Camp Banning became Camp Prentiss in May 1859, after Hoffman returned to the Mojave, established Fort Mojave, and decisively whipped the tribe. Until the fall, supplies for the Mojave were forwarded from Camp Prentiss.
Californians took slowly to the populace of San Bernardino and at the start of the Civil War were quick to believe rumors of disloyalty there. Major, later Major General, James H. Carleton made a civilian-clothes spying trip in 1861. He reported that the town consisted of 1,000 Mormons "of a man whose character is such that he could not be tolerated in Utah," and 500 others, mainly "a good many Jew merchants . . . adroit horse thieves and unprincipled desperate men," plus some "few respectable Americans." He recommended that two or more companies of troops be stationed at San Bernardino because "all but the few respectable Americans would set us at 'defiance tomorrow if they dared to do so."
Carleton's less-than-objective report was believed. On August 26, 1861, Major W. Scott Ketchum reported that he was at a "Camp near San Bernardino" with the first of four companies of the 4th Infantry, his sudden arrival thwarting a plot to ambush him en route.
Ketchum asked that he be reinforced by two dragoon companies to prevent a rumored plan to attack his camp. The decision for such an attack had been reached at several secret meetings of pro-Southerners, according to the latest rumors.
Ninety dragoons were secretly rushed to Ketchum. To mislead disloyal observers at Los Angeles, the dragoons left their tents in place and moved a howitzer under cover in a wagon.
"The sudden and unexpected appearance of the dragoons had a very beneficial effect," Ketchum reported, especially on election day, September 4, 1861, when the "one or two displays of secession sentiments . . . were promptly checked by the show of a portion of the dragoons."
On October 20, Ketchum's 169 regular soldiers were relieved by three companies of California Cavalry, 272 men strong. Ketchum probably was pleased to leave San Bernardino-where his camp frequently was fired upon by snipers bidden in the surrounding bushes-and go to the battlefields of the East and ultimate rank as a major general of volunteers.
The California cavalrymen were horseless, a situation which gave Major Edward E. Eyre more worry than rebel activities. From the newly designed "Camp Carleton," Eyre wrote that his men had heard rumors that they were going to be turned into infantrymen.
"For God's sake do not leave me long with this only cause of danger banging over my head," Eyre appealed. "No exertions would be spared by myself, but should anything like a general mutiny occur, overboard I go, whether my fault or not." Eyre need not have worried; his men spent most of the war as cavalrymen in New Mexico and at San Elizario, Texas.
Troops stayed at San Bernardino until March 1862. They returned for five months in 1863, partly in response to reports that a leading secessionist recently released from prison was threatening to kill everyone responsible for his jailing. The previous year he had been arrested for hitting a soldier who protested a toast to "Jeff Davis' health."
Apparently all had cooled by October 1863, when the troopers were recalled and the newest San Bernardino post, Camp Morris, was closed.
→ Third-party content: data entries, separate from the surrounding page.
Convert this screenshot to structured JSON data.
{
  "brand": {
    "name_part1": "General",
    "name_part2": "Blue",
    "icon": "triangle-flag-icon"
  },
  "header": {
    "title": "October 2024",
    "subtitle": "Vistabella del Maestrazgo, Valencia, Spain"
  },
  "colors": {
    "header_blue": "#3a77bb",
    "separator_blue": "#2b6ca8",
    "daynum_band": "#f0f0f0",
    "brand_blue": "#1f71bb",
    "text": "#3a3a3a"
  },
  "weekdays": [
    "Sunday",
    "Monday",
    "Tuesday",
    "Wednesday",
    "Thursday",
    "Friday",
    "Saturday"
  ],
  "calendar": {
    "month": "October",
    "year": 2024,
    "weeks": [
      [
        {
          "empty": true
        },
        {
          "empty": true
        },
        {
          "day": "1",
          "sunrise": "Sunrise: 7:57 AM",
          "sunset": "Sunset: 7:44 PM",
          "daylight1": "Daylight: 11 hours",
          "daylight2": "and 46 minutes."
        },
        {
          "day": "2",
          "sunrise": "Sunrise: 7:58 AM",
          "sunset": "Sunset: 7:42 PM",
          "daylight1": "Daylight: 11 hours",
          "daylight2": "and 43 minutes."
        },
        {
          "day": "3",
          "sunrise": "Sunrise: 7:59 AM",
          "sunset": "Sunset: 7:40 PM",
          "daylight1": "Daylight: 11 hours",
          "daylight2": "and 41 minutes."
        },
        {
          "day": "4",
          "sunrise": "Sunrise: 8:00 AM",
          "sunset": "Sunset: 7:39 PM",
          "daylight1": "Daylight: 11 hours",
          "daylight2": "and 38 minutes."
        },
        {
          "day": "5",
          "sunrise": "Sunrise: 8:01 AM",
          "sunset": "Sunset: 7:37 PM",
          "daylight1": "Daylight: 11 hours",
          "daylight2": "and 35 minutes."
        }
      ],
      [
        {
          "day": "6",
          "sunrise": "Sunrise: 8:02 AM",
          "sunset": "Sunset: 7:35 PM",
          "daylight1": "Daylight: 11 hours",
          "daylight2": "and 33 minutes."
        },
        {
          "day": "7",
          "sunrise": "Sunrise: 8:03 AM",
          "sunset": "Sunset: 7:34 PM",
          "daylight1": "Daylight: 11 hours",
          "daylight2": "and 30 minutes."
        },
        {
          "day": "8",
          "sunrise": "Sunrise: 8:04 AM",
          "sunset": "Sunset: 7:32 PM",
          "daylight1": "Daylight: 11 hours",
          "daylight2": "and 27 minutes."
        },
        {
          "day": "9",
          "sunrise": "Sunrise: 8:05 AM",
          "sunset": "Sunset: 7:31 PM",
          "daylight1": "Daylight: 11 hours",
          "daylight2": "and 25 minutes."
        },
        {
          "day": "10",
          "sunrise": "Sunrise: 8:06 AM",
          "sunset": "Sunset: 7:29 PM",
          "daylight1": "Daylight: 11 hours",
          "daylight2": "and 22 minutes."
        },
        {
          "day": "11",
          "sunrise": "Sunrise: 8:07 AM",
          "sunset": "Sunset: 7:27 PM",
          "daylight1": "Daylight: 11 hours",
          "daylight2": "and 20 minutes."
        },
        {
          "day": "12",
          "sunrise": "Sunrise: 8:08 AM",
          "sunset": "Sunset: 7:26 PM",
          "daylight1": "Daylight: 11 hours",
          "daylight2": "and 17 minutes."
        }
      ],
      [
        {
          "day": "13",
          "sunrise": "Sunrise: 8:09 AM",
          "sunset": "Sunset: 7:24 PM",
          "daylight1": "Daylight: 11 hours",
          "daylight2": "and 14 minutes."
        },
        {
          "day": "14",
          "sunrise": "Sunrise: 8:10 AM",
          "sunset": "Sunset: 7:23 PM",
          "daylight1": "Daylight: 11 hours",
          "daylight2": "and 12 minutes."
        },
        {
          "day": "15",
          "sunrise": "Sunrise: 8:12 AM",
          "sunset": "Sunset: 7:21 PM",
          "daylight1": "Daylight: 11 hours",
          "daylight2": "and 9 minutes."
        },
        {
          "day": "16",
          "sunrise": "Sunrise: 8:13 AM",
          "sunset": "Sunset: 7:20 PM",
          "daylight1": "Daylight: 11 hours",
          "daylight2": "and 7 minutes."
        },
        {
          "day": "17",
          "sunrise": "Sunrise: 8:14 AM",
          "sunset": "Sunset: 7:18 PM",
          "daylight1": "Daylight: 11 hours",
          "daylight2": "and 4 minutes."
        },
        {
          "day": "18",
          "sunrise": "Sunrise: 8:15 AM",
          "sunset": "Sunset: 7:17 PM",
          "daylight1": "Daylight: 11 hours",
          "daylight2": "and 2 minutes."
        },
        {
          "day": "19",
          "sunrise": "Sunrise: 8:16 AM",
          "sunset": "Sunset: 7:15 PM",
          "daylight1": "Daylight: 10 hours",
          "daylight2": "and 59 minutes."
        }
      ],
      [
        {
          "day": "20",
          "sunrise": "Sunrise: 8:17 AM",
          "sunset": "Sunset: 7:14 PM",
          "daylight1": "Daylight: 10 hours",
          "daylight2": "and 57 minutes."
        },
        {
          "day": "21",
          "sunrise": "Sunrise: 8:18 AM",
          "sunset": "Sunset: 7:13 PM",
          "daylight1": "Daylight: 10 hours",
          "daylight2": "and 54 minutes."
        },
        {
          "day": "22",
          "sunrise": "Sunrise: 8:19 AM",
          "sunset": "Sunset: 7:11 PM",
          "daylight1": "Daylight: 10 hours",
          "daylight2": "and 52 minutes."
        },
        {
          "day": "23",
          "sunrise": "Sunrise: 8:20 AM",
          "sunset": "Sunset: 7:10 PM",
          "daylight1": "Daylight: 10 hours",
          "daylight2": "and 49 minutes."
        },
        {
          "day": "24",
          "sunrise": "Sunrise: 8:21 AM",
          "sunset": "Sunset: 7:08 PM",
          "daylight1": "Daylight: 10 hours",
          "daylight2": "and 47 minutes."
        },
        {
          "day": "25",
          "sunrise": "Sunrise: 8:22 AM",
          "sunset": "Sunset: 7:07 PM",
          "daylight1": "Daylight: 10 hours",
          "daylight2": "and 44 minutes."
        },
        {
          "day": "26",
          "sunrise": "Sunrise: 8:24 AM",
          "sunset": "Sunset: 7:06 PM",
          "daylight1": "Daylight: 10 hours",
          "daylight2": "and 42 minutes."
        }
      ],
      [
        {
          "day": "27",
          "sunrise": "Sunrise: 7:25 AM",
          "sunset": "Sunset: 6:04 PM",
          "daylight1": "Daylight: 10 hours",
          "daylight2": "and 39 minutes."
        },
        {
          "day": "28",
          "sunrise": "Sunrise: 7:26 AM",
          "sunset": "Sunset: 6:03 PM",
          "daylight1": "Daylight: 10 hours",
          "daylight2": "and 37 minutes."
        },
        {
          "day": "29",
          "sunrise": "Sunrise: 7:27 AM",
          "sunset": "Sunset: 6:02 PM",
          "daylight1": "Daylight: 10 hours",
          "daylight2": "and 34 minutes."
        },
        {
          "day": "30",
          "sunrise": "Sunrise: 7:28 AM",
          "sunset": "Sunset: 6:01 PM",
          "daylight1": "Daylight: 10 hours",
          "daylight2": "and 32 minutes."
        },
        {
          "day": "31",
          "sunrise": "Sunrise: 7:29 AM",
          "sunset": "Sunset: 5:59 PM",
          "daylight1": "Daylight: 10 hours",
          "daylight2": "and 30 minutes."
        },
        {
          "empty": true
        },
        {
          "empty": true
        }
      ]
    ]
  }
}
In the summer of 1865 an infantry company was sent to San Bernardino to check rumors of a secession plot, but by this time the war was over and the threat seemed anticlimactic.
Fort San Bernardino was sketched in 1852 by William R. Hutton. Ranger Horace Bell described it as "a stockade about a quarter of a mile square with two great gates leading into it. Inside they placed their dwellings, shops and stores. Every night the gates were barred and a sentry kept vigilant watch from the walls against surprise."
This page was reprinted with permission from Pioneer Forts of the Far West, published in 1965